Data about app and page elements
►

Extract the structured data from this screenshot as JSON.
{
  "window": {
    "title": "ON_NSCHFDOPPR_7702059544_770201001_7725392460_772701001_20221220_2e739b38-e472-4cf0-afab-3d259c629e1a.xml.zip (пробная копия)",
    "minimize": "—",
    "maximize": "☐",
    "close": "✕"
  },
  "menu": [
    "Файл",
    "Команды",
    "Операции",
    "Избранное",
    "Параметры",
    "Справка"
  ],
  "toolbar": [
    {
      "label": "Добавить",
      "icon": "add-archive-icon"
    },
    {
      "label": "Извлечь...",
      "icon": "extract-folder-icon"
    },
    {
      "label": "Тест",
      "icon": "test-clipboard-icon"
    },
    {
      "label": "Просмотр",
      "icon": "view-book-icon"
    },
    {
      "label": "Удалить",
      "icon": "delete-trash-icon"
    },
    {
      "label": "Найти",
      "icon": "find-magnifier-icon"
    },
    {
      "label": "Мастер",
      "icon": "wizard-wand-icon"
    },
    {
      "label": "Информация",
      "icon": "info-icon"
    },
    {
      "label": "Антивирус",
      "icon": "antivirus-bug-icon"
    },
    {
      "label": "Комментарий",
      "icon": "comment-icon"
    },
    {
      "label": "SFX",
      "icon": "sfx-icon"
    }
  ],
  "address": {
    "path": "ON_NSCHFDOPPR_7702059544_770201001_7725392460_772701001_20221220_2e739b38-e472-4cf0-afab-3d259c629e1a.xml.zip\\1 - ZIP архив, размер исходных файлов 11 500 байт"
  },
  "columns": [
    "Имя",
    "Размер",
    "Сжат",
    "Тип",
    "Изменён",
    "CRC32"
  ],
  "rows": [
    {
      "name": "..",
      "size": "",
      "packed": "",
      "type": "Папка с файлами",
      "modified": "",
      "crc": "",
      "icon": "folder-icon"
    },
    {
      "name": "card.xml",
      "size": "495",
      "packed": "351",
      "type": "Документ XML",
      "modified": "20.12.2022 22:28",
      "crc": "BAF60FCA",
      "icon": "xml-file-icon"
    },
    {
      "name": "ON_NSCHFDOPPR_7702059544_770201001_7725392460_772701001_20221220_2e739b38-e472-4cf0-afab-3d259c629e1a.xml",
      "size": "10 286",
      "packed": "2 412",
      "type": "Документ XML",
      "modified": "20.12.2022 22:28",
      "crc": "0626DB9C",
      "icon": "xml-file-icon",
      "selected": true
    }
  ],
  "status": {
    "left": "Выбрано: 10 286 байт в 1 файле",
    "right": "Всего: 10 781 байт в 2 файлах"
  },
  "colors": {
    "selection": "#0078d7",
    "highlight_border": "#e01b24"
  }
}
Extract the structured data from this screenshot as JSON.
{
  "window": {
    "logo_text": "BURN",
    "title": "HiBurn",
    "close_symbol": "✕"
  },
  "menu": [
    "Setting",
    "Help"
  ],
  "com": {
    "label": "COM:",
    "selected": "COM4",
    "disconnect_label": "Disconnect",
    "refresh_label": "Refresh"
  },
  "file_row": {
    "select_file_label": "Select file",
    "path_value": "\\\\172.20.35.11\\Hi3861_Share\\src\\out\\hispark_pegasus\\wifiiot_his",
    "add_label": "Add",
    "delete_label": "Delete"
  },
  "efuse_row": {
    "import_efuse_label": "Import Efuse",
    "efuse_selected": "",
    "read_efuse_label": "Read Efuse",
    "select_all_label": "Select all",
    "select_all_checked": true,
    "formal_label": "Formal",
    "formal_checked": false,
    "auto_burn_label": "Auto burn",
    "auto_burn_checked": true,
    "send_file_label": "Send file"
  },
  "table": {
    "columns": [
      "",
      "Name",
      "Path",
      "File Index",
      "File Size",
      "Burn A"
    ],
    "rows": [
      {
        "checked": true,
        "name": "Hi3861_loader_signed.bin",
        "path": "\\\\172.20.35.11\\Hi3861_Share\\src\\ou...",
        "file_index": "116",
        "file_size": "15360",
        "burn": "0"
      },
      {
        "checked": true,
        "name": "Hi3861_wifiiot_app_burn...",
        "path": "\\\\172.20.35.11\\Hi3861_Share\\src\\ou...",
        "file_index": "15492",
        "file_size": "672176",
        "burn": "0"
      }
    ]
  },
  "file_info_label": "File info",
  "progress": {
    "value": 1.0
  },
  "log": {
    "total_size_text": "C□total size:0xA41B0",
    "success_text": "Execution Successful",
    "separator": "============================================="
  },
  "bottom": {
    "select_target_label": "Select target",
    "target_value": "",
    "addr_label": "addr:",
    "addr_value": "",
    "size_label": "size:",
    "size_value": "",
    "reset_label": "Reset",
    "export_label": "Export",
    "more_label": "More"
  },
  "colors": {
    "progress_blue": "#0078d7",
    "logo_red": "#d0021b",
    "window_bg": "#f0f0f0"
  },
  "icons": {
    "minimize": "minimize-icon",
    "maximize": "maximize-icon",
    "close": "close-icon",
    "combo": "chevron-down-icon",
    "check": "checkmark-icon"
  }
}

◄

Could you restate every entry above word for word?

Task output:
Extract the structured data from this screenshot as JSON.
{
  "window": {
    "title": "ON_NSCHFDOPPR_7702059544_770201001_7725392460_772701001_20221220_2e739b38-e472-4cf0-afab-3d259c629e1a.xml.zip (пробная копия)",
    "minimize": "—",
    "maximize": "☐",
    "close": "✕"
  },
  "menu": [
    "Файл",
    "Команды",
    "Операции",
    "Избранное",
    "Параметры",
    "Справка"
  ],
  "toolbar": [
    {
      "label": "Добавить",
      "icon": "add-archive-icon"
    },
    {
      "label": "Извлечь...",
      "icon": "extract-folder-icon"
    },
    {
      "label": "Тест",
      "icon": "test-clipboard-icon"
    },
    {
      "label": "Просмотр",
      "icon": "view-book-icon"
    },
    {
      "label": "Удалить",
      "icon": "delete-trash-icon"
    },
    {
      "label": "Найти",
      "icon": "find-magnifier-icon"
    },
    {
      "label": "Мастер",
      "icon": "wizard-wand-icon"
    },
    {
      "label": "Информация",
      "icon": "info-icon"
    },
    {
      "label": "Антивирус",
      "icon": "antivirus-bug-icon"
    },
    {
      "label": "Комментарий",
      "icon": "comment-icon"
    },
    {
      "label": "SFX",
      "icon": "sfx-icon"
    }
  ],
  "address": {
    "path": "ON_NSCHFDOPPR_7702059544_770201001_7725392460_772701001_20221220_2e739b38-e472-4cf0-afab-3d259c629e1a.xml.zip\\1 - ZIP архив, размер исходных файлов 11 500 байт"
  },
  "columns": [
    "Имя",
    "Размер",
    "Сжат",
    "Тип",
    "Изменён",
    "CRC32"
  ],
  "rows": [
    {
      "name": "..",
      "size": "",
      "packed": "",
      "type": "Папка с файлами",
      "modified": "",
      "crc": "",
      "icon": "folder-icon"
    },
    {
      "name": "card.xml",
      "size": "495",
      "packed": "351",
      "type": "Документ XML",
      "modified": "20.12.2022 22:28",
      "crc": "BAF60FCA",
      "icon": "xml-file-icon"
    },
    {
      "name": "ON_NSCHFDOPPR_7702059544_770201001_7725392460_772701001_20221220_2e739b38-e472-4cf0-afab-3d259c629e1a.xml",
      "size": "10 286",
      "packed": "2 412",
      "type": "Документ XML",
      "modified": "20.12.2022 22:28",
      "crc": "0626DB9C",
      "icon": "xml-file-icon",
      "selected": true
    }
  ],
  "status": {
    "left": "Выбрано: 10 286 байт в 1 файле",
    "right": "Всего: 10 781 байт в 2 файлах"
  },
  "colors": {
    "selection": "#0078d7",
    "highlight_border": "#e01b24"
  }
}
Extract the structured data from this screenshot as JSON.
{
  "window": {
    "logo_text": "BURN",
    "title": "HiBurn",
    "close_symbol": "✕"
  },
  "menu": [
    "Setting",
    "Help"
  ],
  "com": {
    "label": "COM:",
    "selected": "COM4",
    "disconnect_label": "Disconnect",
    "refresh_label": "Refresh"
  },
  "file_row": {
    "select_file_label": "Select file",
    "path_value": "\\\\172.20.35.11\\Hi3861_Share\\src\\out\\hispark_pegasus\\wifiiot_his",
    "add_label": "Add",
    "delete_label": "Delete"
  },
  "efuse_row": {
    "import_efuse_label": "Import Efuse",
    "efuse_selected": "",
    "read_efuse_label": "Read Efuse",
    "select_all_label": "Select all",
    "select_all_checked": true,
    "formal_label": "Formal",
    "formal_checked": false,
    "auto_burn_label": "Auto burn",
    "auto_burn_checked": true,
    "send_file_label": "Send file"
  },
  "table": {
    "columns": [
      "",
      "Name",
      "Path",
      "File Index",
      "File Size",
      "Burn A"
    ],
    "rows": [
      {
        "checked": true,
        "name": "Hi3861_loader_signed.bin",
        "path": "\\\\172.20.35.11\\Hi3861_Share\\src\\ou...",
        "file_index": "116",
        "file_size": "15360",
        "burn": "0"
      },
      {
        "checked": true,
        "name": "Hi3861_wifiiot_app_burn...",
        "path": "\\\\172.20.35.11\\Hi3861_Share\\src\\ou...",
        "file_index": "15492",
        "file_size": "672176",
        "burn": "0"
      }
    ]
  },
  "file_info_label": "File info",
  "progress": {
    "value": 1.0
  },
  "log": {
    "total_size_text": "C□total size:0xA41B0",
    "success_text": "Execution Successful",
    "separator": "============================================="
  },
  "bottom": {
    "select_target_label": "Select target",
    "target_value": "",
    "addr_label": "addr:",
    "addr_value": "",
    "size_label": "size:",
    "size_value": "",
    "reset_label": "Reset",
    "export_label": "Export",
    "more_label": "More"
  },
  "colors": {
    "progress_blue": "#0078d7",
    "logo_red": "#d0021b",
    "window_bg": "#f0f0f0"
  },
  "icons": {
    "minimize": "minimize-icon",
    "maximize": "maximize-icon",
    "close": "close-icon",
    "combo": "chevron-down-icon",
    "check": "checkmark-icon"
  }
}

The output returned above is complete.